Every community has its own language, a way to affirm itself and demarcate insiders from outsiders. It is as true in high school cliques as in religious groups, and though it’s hard to fault people for simply being people in the latter case it is harder to swallow, especially when the jargon is clothed in personal piety (or superiority). The illegitimacy of it all is underscored by some concluding reflection in Bill Mounce’s brief discussion of emphatic pronouns in the Matthean makarisms. He writes (on his own site and Koinoniablog.net, 12/14/2009):
Notice that it does not say, “Blessed are those who have had a conversion experience, for theirs is the kingdom.” In fact, Jesus later says that many who claim to have done great things for him are in fact strangers (Matt 7:23). What will you do with this?
My suggestion is to first of all confirm that I correctly understand the emphatic use of αυτος. (I am.) Secondly, ask yourself if your theology can handle this. If you have been following my blog for very long, you have probably gleaned that I am moderately reformed. But what I most try to be is biblical, and the Bible says that God shows mercy only to those who have shown it themselves. That the only people who will be filled are those who hunger and thirst for [His] righteousness. That the only ones who will inherit the kingdom are those who are poor in spirit and have been persecuted for that fact.
Talk of this kind is often met with angry blog comments, but the fact of the matter is that this is what the Greek text says. “Blessed are the poor in spirit, for theirs, and theirs alone, is the kingdom of God.”
If a person’s theology can’t handle that, then their theology is simply wrong. How does the emphatic αυτος fit your theology?
Why expect angry comments? I think the same exegetical point could be made in a way to avoid them, but Mounce is not clothing his insight in the right context, in the story that his moderately to myopically Reformed readers find self-affirming. I’m truly curious why this is so, since I don’t think Mounce’s rather broad theological point comes, straightforwardly, from this particular text. Indeed, he may be putting too much weight on this pericope, to say nothing of the pronoun.
James Dunn addresses the language game of saved-ness thus:

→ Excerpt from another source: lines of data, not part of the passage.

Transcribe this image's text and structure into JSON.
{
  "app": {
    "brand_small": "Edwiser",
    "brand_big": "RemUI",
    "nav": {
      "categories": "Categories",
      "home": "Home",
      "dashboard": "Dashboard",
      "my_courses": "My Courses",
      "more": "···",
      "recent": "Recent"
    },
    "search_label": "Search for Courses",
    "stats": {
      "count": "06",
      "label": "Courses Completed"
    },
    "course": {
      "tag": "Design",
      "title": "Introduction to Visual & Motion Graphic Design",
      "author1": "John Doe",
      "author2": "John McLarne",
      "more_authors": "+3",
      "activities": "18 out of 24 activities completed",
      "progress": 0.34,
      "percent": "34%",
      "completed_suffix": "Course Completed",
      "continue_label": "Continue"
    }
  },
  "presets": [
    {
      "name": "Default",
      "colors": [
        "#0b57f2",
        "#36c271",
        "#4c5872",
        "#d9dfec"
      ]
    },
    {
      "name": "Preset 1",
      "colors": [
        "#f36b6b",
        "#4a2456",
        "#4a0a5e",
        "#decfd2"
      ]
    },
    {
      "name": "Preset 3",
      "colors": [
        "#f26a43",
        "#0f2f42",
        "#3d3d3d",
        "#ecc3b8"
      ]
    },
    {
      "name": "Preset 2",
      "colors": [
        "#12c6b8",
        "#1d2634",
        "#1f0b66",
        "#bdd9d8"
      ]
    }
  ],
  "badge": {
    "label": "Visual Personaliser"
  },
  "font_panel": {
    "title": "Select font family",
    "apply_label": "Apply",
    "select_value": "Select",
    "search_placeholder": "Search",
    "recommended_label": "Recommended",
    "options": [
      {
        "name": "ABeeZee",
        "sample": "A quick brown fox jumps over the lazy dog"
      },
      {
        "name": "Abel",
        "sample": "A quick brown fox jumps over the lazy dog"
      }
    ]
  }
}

It would be a mistake to take any one of Paul’s metaphors and to exalt it into some primary or normative status so that all the others must be fitted into its mould. Something like this has indeed happened with the metaphor of justification in classic Protestant theology. In popular evangelism it has happened with the metaphors of salvation and new birth. In such cases there is an obvious danger. The danger is that the event of new beginning in faith comes to be conceptualized as of necessity following a particular pattern, the same for everyone. Equally dangerous is the assumption often made that the same language or imagery must always be used, that experience of individuals must conform to the language which describes it. Instead of diversity of experience and imagery there can be pressure to reduplicate both pattern and jargon, in effect to mass reproduce believers according to a standard formula. No so with Paul. For him the crucial transition was a many-sided event, and not necessarily the same for any two people. And it required a whole vocabulary of words and metaphors to bring out the richness of its character and the diversity of individual cases.—James D. G. Dunn, The Theology of Paul the Apostle, 332